So the first thing to do is download a copy of rclone for your server.  Most people will be running a 64-bit Linux, so you’ll need to download the tarball for that.    The next step is to unpack the archive and install the binaries and manpage as per the instructions.  Skip the sudo parts if you’re on cPanel – it’s not needed, so:

Now run:

You’ll see something like this:

Press ‘n’ for New Remote.  You’ll then be prompted to give this a name.  You can call it whatever you like.  In this example I’ll be using the name ‘memstore’.  Once you’ve given it a name, you’ll be prompted for the storage type.  In our example, it’s OpenStack (number 10):

I’ve created a user within my Memstore/Memset account control panel called “cpanel” that I’ll be using to connect to the Memstore container “cpaneldemo” that will hold my backups:


I then assign read and write permissions for user “cpanel” to the container “cpaneldemo”:


Now to configure rclone:

So the username is the right-hand part of the Memstore username, and the tenant is the left-hand part (e.g. msdrakeab2.cpanel becomes user = cpanel, tenant = msdrakeab2).  The key (or password) will be displayed in plain text at all times, and is stored within the /root/.rclone.conf file.  Make sure that only root has permission to read this file – it should do by default, e.g.:

So we’re ready to rock and roll.  We don’t have any data in the container, but we can give a quick test to make sure we’re able to connect:

All seems to be working.  So let’s manually move some backups to Memstore.  Memset configures cPanel backups to be dumped to /backup on your server.  So based on that, the initial upload will look like this:

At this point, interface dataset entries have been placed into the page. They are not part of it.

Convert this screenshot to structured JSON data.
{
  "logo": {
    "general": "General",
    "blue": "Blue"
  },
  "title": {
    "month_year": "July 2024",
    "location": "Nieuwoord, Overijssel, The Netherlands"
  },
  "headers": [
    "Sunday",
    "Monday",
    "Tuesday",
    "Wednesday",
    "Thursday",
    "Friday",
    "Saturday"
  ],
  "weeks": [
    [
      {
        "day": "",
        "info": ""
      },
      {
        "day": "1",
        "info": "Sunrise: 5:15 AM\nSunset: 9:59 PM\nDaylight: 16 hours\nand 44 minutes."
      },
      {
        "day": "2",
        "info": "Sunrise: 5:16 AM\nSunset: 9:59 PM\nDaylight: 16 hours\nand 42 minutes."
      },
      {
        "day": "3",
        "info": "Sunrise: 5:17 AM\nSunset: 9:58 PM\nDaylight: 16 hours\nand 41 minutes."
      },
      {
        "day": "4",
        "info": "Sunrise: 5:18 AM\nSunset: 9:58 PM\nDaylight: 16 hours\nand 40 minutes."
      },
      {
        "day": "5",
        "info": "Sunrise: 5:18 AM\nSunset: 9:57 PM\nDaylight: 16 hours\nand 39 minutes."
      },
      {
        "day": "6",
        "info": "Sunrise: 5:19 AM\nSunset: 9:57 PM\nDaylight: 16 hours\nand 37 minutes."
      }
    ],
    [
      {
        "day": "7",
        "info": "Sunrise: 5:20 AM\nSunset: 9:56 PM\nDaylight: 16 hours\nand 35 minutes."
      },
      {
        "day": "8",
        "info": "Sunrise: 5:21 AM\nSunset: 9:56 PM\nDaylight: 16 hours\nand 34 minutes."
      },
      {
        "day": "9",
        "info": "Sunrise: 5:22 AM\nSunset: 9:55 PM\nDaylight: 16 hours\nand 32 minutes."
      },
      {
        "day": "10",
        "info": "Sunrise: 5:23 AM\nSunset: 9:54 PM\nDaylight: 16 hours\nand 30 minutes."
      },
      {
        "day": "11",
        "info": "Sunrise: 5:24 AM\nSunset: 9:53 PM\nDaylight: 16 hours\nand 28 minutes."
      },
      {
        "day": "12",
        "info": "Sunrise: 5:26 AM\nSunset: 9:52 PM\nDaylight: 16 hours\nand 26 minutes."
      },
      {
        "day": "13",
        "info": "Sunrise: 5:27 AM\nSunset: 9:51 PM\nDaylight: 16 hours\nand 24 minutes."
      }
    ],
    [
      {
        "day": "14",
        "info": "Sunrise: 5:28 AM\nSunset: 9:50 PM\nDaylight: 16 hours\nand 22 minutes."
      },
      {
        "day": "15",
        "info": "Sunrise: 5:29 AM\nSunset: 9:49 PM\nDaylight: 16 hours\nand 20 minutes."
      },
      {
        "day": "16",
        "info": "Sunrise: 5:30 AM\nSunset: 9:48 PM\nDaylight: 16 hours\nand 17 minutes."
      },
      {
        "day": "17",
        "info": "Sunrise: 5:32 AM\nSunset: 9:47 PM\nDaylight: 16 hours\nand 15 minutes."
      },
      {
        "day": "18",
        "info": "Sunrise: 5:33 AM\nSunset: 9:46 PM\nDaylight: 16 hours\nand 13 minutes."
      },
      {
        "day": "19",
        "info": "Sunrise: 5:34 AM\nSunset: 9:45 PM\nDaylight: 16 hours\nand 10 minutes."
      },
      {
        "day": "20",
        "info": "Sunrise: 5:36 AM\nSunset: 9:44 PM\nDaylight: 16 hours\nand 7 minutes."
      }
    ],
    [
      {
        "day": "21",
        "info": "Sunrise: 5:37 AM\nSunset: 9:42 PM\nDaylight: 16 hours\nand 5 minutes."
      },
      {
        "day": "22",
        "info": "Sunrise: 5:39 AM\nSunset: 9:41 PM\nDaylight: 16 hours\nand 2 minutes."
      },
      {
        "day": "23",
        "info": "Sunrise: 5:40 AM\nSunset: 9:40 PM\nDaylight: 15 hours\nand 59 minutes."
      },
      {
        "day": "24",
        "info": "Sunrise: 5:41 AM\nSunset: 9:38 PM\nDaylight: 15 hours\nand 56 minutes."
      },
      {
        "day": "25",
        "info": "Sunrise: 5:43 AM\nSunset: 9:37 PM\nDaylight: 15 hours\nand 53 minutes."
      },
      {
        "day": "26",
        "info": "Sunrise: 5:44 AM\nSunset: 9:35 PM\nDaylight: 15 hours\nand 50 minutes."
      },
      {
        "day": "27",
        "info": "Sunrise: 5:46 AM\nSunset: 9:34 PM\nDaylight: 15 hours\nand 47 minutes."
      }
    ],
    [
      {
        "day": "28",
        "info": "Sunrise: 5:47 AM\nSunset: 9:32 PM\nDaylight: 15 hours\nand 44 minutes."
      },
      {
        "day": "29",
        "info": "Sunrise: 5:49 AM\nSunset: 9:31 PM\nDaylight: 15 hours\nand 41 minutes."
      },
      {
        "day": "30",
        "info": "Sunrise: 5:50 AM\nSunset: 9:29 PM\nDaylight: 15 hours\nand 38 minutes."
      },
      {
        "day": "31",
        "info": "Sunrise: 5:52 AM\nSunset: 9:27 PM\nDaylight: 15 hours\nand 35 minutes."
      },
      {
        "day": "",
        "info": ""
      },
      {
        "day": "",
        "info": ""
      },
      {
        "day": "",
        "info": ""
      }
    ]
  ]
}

When we look at the contents of the container through the Memset account control panel:


How do I retrieve backups?

Very easily done.  Let’s say we want to grab the account called ‘mice’ that was backed up on the 31st.  In the cPanel backup hierarchy, it’ll look like this:

So to get that back from Memstore, we’d do this:

where /tmp is the local filesystem where you want the file to be placed.  Can be anywhere on the filesystem.   You can leave out the file and have the entire contents of the ‘accounts’ directory transferred too (although in this example, there is only one file in ‘accounts’):

How do I automate the backups?

Simple, just add it as a cron job:

which will run at 1:30am and will dump the output to /var/log/rclone.log.

Other ideas

You could use rclone to create historical backups within Memstore, handy if you keep a set of daily backups that you’d like to keep around longer than the cPanel keeps them for on your server’s filesystem.  To do this, you ensure you have a destination container to sync to.  So let’s create one:

then sync the contents of one container to another.  Note that all of this is done on Memstore – no data is transferred from your server to Memstore (or vice versa).

The following example demonstrates a sync of the existing data in the “cpaneldemo” container to the new container “cpdev”.  I could  automate this by adding a cron job to sync data from “cpaneldemo” to “cpaneldev” on a weekly basis, for example.